*** Study material ***
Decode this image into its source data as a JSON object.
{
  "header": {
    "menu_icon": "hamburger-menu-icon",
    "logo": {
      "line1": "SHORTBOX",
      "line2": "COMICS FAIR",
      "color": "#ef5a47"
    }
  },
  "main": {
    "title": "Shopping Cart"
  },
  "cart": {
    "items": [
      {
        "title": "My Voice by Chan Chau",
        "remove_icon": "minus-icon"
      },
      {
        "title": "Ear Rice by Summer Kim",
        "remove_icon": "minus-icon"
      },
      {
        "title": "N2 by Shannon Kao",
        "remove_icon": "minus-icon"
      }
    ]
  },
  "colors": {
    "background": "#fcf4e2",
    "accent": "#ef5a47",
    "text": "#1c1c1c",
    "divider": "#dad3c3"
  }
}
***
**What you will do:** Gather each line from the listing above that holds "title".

**Response to this exercise:**
    "title": "Shopping Cart"
        "title": "My Voice by Chan Chau",
        "title": "Ear Rice by Summer Kim",
        "title": "N2 by Shannon Kao",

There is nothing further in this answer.